> _WORK ORDER_
Be exact. Print each record as it stands.

Start of Block

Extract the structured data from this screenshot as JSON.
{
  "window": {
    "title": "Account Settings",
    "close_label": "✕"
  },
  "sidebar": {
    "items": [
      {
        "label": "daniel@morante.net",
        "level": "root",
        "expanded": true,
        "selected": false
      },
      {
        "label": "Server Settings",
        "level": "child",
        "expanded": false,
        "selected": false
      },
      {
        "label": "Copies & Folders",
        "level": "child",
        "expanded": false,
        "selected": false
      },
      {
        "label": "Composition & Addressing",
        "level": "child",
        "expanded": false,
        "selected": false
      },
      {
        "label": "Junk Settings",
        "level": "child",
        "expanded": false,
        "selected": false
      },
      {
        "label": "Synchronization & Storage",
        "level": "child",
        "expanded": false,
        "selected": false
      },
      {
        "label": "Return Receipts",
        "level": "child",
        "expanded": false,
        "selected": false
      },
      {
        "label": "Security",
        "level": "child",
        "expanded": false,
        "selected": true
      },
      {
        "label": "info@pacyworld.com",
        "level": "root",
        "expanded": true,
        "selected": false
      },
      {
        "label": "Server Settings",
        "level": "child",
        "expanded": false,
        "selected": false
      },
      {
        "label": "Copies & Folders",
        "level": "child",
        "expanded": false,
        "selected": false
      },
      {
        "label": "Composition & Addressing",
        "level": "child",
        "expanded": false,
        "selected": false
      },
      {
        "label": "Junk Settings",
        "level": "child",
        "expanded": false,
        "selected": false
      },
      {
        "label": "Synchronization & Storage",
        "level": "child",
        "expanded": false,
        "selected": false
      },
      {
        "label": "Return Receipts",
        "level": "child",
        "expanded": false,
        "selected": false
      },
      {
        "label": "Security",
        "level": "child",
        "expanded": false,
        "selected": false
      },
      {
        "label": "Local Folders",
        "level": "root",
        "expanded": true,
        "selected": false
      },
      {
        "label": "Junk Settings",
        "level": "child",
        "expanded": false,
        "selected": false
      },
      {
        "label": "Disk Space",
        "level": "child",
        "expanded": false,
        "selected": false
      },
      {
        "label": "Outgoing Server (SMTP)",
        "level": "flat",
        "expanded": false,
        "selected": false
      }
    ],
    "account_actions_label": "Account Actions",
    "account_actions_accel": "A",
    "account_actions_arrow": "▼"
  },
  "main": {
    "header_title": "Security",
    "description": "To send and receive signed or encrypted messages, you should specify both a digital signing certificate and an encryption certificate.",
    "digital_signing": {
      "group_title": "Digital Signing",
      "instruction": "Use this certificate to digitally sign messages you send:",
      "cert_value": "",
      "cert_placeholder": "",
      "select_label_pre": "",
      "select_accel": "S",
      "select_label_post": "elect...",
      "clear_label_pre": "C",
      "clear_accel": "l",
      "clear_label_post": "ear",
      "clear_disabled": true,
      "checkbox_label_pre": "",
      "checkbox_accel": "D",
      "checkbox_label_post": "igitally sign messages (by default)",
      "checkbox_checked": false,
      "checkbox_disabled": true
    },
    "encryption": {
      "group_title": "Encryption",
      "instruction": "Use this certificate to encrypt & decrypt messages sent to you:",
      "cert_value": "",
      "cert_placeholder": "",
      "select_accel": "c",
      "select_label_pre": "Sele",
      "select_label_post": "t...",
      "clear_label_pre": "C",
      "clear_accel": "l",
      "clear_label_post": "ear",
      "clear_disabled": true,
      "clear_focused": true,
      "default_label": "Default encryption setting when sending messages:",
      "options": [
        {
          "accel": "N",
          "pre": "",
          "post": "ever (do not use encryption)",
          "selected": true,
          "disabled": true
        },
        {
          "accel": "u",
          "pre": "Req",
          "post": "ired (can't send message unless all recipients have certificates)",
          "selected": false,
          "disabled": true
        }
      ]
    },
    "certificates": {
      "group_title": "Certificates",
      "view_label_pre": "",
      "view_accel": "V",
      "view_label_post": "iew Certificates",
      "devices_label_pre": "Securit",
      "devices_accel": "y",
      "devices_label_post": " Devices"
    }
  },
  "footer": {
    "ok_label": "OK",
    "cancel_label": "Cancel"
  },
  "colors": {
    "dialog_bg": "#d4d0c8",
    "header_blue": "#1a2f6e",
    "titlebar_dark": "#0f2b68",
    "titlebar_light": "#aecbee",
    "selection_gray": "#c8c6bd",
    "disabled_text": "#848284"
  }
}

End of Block

> _EXERCISE OUTPUT_
Extract the structured data from this screenshot as JSON.
{
  "window": {
    "title": "Account Settings",
    "close_label": "✕"
  },
  "sidebar": {
    "items": [
      {
        "label": "daniel@morante.net",
        "level": "root",
        "expanded": true,
        "selected": false
      },
      {
        "label": "Server Settings",
        "level": "child",
        "expanded": false,
        "selected": false
      },
      {
        "label": "Copies & Folders",
        "level": "child",
        "expanded": false,
        "selected": false
      },
      {
        "label": "Composition & Addressing",
        "level": "child",
        "expanded": false,
        "selected": false
      },
      {
        "label": "Junk Settings",
        "level": "child",
        "expanded": false,
        "selected": false
      },
      {
        "label": "Synchronization & Storage",
        "level": "child",
        "expanded": false,
        "selected": false
      },
      {
        "label": "Return Receipts",
        "level": "child",
        "expanded": false,
        "selected": false
      },
      {
        "label": "Security",
        "level": "child",
        "expanded": false,
        "selected": true
      },
      {
        "label": "info@pacyworld.com",
        "level": "root",
        "expanded": true,
        "selected": false
      },
      {
        "label": "Server Settings",
        "level": "child",
        "expanded": false,
        "selected": false
      },
      {
        "label": "Copies & Folders",
        "level": "child",
        "expanded": false,
        "selected": false
      },
      {
        "label": "Composition & Addressing",
        "level": "child",
        "expanded": false,
        "selected": false
      },
      {
        "label": "Junk Settings",
        "level": "child",
        "expanded": false,
        "selected": false
      },
      {
        "label": "Synchronization & Storage",
        "level": "child",
        "expanded": false,
        "selected": false
      },
      {
        "label": "Return Receipts",
        "level": "child",
        "expanded": false,
        "selected": false
      },
      {
        "label": "Security",
        "level": "child",
        "expanded": false,
        "selected": false
      },
      {
        "label": "Local Folders",
        "level": "root",
        "expanded": true,
        "selected": false
      },
      {
        "label": "Junk Settings",
        "level": "child",
        "expanded": false,
        "selected": false
      },
      {
        "label": "Disk Space",
        "level": "child",
        "expanded": false,
        "selected": false
      },
      {
        "label": "Outgoing Server (SMTP)",
        "level": "flat",
        "expanded": false,
        "selected": false
      }
    ],
    "account_actions_label": "Account Actions",
    "account_actions_accel": "A",
    "account_actions_arrow": "▼"
  },
  "main": {
    "header_title": "Security",
    "description": "To send and receive signed or encrypted messages, you should specify both a digital signing certificate and an encryption certificate.",
    "digital_signing": {
      "group_title": "Digital Signing",
      "instruction": "Use this certificate to digitally sign messages you send:",
      "cert_value": "",
      "cert_placeholder": "",
      "select_label_pre": "",
      "select_accel": "S",
      "select_label_post": "elect...",
      "clear_label_pre": "C",
      "clear_accel": "l",
      "clear_label_post": "ear",
      "clear_disabled": true,
      "checkbox_label_pre": "",
      "checkbox_accel": "D",
      "checkbox_label_post": "igitally sign messages (by default)",
      "checkbox_checked": false,
      "checkbox_disabled": true
    },
    "encryption": {
      "group_title": "Encryption",
      "instruction": "Use this certificate to encrypt & decrypt messages sent to you:",
      "cert_value": "",
      "cert_placeholder": "",
      "select_accel": "c",
      "select_label_pre": "Sele",
      "select_label_post": "t...",
      "clear_label_pre": "C",
      "clear_accel": "l",
      "clear_label_post": "ear",
      "clear_disabled": true,
      "clear_focused": true,
      "default_label": "Default encryption setting when sending messages:",
      "options": [
        {
          "accel": "N",
          "pre": "",
          "post": "ever (do not use encryption)",
          "selected": true,
          "disabled": true
        },
        {
          "accel": "u",
          "pre": "Req",
          "post": "ired (can't send message unless all recipients have certificates)",
          "selected": false,
          "disabled": true
        }
      ]
    },
    "certificates": {
      "group_title": "Certificates",
      "view_label_pre": "",
      "view_accel": "V",
      "view_label_post": "iew Certificates",
      "devices_label_pre": "Securit",
      "devices_accel": "y",
      "devices_label_post": " Devices"
    }
  },
  "footer": {
    "ok_label": "OK",
    "cancel_label": "Cancel"
  },
  "colors": {
    "dialog_bg": "#d4d0c8",
    "header_blue": "#1a2f6e",
    "titlebar_dark": "#0f2b68",
    "titlebar_light": "#aecbee",
    "selection_gray": "#c8c6bd",
    "disabled_text": "#848284"
  }
}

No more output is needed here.